ABOUT THIS EXERCISE:
Output the data that follows, keeping every line identical.

RECORDED DATA:

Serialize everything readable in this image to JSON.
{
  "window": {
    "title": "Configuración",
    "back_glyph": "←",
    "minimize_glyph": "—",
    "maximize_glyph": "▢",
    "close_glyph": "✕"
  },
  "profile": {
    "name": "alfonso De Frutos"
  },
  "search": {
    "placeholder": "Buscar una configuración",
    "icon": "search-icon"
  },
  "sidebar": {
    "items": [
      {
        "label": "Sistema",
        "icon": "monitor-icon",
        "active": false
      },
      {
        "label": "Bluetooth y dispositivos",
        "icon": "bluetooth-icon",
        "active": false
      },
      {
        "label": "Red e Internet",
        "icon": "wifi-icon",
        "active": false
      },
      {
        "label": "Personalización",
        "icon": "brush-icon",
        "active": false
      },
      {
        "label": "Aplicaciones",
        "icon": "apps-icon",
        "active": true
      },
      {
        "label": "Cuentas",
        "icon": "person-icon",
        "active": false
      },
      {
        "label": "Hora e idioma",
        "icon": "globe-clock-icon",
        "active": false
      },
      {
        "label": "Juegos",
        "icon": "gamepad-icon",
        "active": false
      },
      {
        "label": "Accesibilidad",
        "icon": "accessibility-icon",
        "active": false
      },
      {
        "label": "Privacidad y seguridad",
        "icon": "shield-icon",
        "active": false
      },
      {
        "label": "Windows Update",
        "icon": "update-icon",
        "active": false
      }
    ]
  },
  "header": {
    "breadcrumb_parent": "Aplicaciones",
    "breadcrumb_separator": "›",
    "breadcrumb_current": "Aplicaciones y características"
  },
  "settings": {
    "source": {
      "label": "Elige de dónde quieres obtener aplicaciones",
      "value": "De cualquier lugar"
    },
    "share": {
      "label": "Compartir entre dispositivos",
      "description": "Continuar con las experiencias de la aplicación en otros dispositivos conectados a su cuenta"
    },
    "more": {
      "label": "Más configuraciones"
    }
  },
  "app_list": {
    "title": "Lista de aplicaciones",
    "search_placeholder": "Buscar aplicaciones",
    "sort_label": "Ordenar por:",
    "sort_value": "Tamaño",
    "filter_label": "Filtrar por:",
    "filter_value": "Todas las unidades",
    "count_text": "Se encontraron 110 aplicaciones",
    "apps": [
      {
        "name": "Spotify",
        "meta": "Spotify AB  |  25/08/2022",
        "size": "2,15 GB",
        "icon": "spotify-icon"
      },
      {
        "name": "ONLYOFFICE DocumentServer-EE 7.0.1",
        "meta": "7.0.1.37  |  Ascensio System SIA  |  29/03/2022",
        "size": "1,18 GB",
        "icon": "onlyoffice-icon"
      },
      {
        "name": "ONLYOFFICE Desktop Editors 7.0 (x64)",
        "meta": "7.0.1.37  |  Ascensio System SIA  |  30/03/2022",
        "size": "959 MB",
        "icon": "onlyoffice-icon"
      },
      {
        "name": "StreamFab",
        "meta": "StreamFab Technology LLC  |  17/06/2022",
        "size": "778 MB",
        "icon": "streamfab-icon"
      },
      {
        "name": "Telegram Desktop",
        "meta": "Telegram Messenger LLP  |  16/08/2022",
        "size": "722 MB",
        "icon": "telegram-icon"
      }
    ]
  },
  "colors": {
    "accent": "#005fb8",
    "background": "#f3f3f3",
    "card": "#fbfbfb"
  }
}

WRITTEN SOLUTION:
Serialize everything readable in this image to JSON.
{
  "window": {
    "title": "Configuración",
    "back_glyph": "←",
    "minimize_glyph": "—",
    "maximize_glyph": "▢",
    "close_glyph": "✕"
  },
  "profile": {
    "name": "alfonso De Frutos"
  },
  "search": {
    "placeholder": "Buscar una configuración",
    "icon": "search-icon"
  },
  "sidebar": {
    "items": [
      {
        "label": "Sistema",
        "icon": "monitor-icon",
        "active": false
      },
      {
        "label": "Bluetooth y dispositivos",
        "icon": "bluetooth-icon",
        "active": false
      },
      {
        "label": "Red e Internet",
        "icon": "wifi-icon",
        "active": false
      },
      {
        "label": "Personalización",
        "icon": "brush-icon",
        "active": false
      },
      {
        "label": "Aplicaciones",
        "icon": "apps-icon",
        "active": true
      },
      {
        "label": "Cuentas",
        "icon": "person-icon",
        "active": false
      },
      {
        "label": "Hora e idioma",
        "icon": "globe-clock-icon",
        "active": false
      },
      {
        "label": "Juegos",
        "icon": "gamepad-icon",
        "active": false
      },
      {
        "label": "Accesibilidad",
        "icon": "accessibility-icon",
        "active": false
      },
      {
        "label": "Privacidad y seguridad",
        "icon": "shield-icon",
        "active": false
      },
      {
        "label": "Windows Update",
        "icon": "update-icon",
        "active": false
      }
    ]
  },
  "header": {
    "breadcrumb_parent": "Aplicaciones",
    "breadcrumb_separator": "›",
    "breadcrumb_current": "Aplicaciones y características"
  },
  "settings": {
    "source": {
      "label": "Elige de dónde quieres obtener aplicaciones",
      "value": "De cualquier lugar"
    },
    "share": {
      "label": "Compartir entre dispositivos",
      "description": "Continuar con las experiencias de la aplicación en otros dispositivos conectados a su cuenta"
    },
    "more": {
      "label": "Más configuraciones"
    }
  },
  "app_list": {
    "title": "Lista de aplicaciones",
    "search_placeholder": "Buscar aplicaciones",
    "sort_label": "Ordenar por:",
    "sort_value": "Tamaño",
    "filter_label": "Filtrar por:",
    "filter_value": "Todas las unidades",
    "count_text": "Se encontraron 110 aplicaciones",
    "apps": [
      {
        "name": "Spotify",
        "meta": "Spotify AB  |  25/08/2022",
        "size": "2,15 GB",
        "icon": "spotify-icon"
      },
      {
        "name": "ONLYOFFICE DocumentServer-EE 7.0.1",
        "meta": "7.0.1.37  |  Ascensio System SIA  |  29/03/2022",
        "size": "1,18 GB",
        "icon": "onlyoffice-icon"
      },
      {
        "name": "ONLYOFFICE Desktop Editors 7.0 (x64)",
        "meta": "7.0.1.37  |  Ascensio System SIA  |  30/03/2022",
        "size": "959 MB",
        "icon": "onlyoffice-icon"
      },
      {
        "name": "StreamFab",
        "meta": "StreamFab Technology LLC  |  17/06/2022",
        "size": "778 MB",
        "icon": "streamfab-icon"
      },
      {
        "name": "Telegram Desktop",
        "meta": "Telegram Messenger LLP  |  16/08/2022",
        "size": "722 MB",
        "icon": "telegram-icon"
      }
    ]
  },
  "colors": {
    "accent": "#005fb8",
    "background": "#f3f3f3",
    "card": "#fbfbfb"
  }
}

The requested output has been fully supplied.